Stored items
--- START ---

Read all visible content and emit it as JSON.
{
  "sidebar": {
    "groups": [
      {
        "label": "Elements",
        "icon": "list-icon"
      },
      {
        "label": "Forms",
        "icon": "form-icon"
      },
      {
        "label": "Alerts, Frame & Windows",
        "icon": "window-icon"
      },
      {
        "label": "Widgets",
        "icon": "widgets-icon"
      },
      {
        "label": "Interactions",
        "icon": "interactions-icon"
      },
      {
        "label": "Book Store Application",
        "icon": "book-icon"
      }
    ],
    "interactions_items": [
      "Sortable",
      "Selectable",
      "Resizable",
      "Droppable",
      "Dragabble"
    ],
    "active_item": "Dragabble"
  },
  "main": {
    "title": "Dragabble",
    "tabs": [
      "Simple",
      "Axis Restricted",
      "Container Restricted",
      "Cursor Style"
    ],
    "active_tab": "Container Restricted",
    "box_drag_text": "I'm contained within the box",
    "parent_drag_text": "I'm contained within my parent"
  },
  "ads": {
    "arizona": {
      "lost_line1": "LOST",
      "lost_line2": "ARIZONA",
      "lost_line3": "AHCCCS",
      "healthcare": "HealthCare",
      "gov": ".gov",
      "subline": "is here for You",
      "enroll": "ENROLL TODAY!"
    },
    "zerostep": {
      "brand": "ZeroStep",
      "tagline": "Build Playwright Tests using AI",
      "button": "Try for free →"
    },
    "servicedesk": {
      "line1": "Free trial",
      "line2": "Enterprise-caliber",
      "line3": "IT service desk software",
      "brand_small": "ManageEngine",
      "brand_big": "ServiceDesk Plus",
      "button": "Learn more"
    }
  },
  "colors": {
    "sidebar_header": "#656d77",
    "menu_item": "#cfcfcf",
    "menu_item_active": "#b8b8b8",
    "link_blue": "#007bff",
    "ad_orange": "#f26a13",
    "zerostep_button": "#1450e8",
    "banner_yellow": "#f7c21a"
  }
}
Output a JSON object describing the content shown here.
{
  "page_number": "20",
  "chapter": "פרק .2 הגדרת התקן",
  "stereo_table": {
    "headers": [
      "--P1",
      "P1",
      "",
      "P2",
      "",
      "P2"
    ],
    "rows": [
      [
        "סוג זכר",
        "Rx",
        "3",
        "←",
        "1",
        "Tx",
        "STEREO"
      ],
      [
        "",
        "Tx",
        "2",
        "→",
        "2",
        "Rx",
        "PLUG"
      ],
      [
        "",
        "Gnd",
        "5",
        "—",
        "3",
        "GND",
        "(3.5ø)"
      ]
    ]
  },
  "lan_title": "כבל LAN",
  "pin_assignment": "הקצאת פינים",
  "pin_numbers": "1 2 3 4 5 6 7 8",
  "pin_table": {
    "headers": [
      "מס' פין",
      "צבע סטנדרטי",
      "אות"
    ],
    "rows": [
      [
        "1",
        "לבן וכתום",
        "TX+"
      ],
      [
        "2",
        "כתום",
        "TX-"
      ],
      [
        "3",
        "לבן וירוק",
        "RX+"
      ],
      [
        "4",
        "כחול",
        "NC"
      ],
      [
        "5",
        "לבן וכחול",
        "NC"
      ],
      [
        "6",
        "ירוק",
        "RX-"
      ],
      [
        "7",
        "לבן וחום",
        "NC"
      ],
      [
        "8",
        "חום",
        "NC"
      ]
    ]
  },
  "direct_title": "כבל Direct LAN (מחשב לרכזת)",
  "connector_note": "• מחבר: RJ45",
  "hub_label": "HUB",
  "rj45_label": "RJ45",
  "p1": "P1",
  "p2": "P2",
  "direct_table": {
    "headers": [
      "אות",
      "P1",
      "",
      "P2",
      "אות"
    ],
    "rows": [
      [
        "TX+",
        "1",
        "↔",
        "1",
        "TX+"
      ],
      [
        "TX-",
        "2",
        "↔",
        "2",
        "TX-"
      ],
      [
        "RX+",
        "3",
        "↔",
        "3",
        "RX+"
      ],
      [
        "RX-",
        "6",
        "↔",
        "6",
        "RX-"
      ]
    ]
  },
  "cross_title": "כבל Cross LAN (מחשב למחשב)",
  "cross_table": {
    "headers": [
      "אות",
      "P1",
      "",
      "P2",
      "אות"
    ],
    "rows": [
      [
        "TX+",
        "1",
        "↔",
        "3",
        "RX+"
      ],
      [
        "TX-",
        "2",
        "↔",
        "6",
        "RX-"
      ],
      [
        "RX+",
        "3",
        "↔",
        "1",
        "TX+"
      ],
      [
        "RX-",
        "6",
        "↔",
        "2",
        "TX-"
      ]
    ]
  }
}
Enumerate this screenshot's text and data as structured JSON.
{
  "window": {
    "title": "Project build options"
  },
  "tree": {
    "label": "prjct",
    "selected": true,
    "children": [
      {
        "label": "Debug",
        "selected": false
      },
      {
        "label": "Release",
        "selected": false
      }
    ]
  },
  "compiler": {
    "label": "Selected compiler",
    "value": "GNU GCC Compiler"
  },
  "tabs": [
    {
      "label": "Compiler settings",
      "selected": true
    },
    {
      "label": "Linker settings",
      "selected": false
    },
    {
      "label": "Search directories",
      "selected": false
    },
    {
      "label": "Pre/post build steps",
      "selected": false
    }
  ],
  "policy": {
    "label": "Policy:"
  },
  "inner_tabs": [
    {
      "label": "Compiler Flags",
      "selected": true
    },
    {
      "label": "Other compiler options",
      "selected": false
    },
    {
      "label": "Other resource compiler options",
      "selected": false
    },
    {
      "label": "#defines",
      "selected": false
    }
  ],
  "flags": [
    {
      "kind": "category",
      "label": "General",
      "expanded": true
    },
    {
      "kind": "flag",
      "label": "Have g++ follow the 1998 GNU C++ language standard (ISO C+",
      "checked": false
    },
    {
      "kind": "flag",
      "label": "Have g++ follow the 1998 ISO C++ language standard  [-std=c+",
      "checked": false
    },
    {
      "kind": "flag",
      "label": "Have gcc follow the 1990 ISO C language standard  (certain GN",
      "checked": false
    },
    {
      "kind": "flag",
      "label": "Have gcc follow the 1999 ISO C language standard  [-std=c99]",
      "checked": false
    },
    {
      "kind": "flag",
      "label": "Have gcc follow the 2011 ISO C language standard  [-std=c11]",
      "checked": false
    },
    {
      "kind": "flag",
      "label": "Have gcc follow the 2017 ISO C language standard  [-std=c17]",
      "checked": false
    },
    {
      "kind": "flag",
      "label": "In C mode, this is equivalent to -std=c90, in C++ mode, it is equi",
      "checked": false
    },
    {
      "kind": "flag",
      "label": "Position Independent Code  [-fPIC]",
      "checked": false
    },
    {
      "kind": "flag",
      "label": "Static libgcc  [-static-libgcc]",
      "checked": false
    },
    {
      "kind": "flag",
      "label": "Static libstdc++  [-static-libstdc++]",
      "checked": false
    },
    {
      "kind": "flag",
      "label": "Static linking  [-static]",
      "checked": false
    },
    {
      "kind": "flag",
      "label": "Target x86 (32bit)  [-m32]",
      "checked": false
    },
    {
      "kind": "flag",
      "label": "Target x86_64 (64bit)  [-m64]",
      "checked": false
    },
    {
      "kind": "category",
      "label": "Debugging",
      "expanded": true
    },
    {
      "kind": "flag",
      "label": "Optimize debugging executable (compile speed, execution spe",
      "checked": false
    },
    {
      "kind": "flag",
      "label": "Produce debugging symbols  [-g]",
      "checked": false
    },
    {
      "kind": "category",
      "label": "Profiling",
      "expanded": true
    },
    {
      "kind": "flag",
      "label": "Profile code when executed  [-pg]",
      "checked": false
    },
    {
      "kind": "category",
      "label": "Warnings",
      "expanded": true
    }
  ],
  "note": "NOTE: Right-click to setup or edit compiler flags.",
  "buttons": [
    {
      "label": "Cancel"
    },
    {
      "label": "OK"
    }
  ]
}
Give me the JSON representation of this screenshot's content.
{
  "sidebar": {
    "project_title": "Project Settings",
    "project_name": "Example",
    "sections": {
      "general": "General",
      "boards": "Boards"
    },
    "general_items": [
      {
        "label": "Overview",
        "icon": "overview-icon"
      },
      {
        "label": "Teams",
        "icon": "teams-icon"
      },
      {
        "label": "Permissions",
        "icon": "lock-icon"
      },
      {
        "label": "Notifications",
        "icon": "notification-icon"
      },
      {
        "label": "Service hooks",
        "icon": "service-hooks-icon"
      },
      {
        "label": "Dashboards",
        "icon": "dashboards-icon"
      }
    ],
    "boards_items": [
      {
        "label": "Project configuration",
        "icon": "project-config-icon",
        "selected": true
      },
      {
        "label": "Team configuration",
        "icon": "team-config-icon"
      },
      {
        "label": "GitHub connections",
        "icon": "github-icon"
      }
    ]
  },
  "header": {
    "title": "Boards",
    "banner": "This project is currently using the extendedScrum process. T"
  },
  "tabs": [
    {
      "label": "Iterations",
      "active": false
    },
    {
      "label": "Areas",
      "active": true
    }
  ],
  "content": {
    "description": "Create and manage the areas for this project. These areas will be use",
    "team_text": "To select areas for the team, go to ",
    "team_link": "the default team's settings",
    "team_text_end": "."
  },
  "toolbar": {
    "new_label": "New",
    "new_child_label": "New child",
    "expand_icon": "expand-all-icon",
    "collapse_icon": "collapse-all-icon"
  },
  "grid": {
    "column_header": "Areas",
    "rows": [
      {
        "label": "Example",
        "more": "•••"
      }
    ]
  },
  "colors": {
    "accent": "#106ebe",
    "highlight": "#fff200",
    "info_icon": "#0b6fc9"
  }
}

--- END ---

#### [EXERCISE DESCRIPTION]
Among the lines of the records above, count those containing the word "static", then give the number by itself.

#### [RESPONSE AREA]
3